I am not 100% sure but I believe we were witnessing the Chum salmon spawn. The Holland Creek supports major runs of Chum and minor runs of Chinook. Chum salmon's life cycle is between four - six years. Emerging from the eggs around late winter, fries of chum salmon move into the estuary and feed on small insects and other aquatic organisms before heading into the ocean. Ocean migration takes up most of their life span before returning to their streams of origin to spawn, thought to be largely guided by smell. Here they begin the final transformation of their life cycle.
Males battle for the right to fertilize the females, and the females batter their bodies as they dig redds in the gravel in preparation for egg-laying. When they are spent, their carcasses lie rotting along the riverbanks, providing food for scavenging birds and mammals, and cycling nutrients back into the ecosystem. In time, the eggs hatch, and a new generation of tiny salmon begins the cycle again. I never get tired of learning about their life cycle nor do I tire of teaching my children about this amazing occurrence. Hiking along the creeks during the salmon span is one of our favorite fall activities.
What I enjoyed about this mini adventure was the intimate experience Ben, Liv and I shared with the salmon. There was not another soul to be seen even though the Trans Canada Highway was just behind the leaf changing maple trees. The kids were able to do a little exploring safely on their own while I captured some shots of the area. We stood along the edge of the pool surrounding the tunnel, which was surprisingly deep, and watched the salmon chase each other around. Even managed to see one head into the tunnel. We were captivated with the scene in front of us until a large splash had us turn around to see two more salmon slowly making their way up creek. Here we were standing ankle deep in the creek with salmon swimming all around us. It was a special moment. Careful not to disturb the salmon and their mission, we quietly moved to the bank of the creek and continued exploring the estuary. As you can see....sometimes exploring near water has it's disadvantages.
What we saw
More than just the salmon caught our eye on this wet October morning. We enjoyed seeing crows, gulls, and black oyster catchers forage for food along the rocky shores.

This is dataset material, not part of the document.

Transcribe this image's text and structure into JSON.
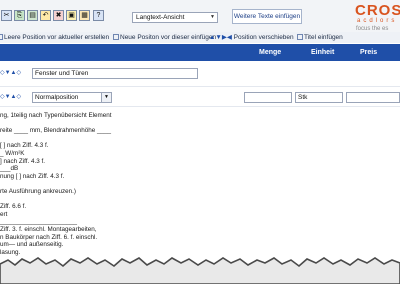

The forest marking the edge of the shoreline was a blend of autumn colors. Rose hips were plentiful and three different types of mushrooms were pointed out, but not touched. We also came across good ole bear poop. They love to feast on the salmon here. Just a small fraction of the life found within an estuary.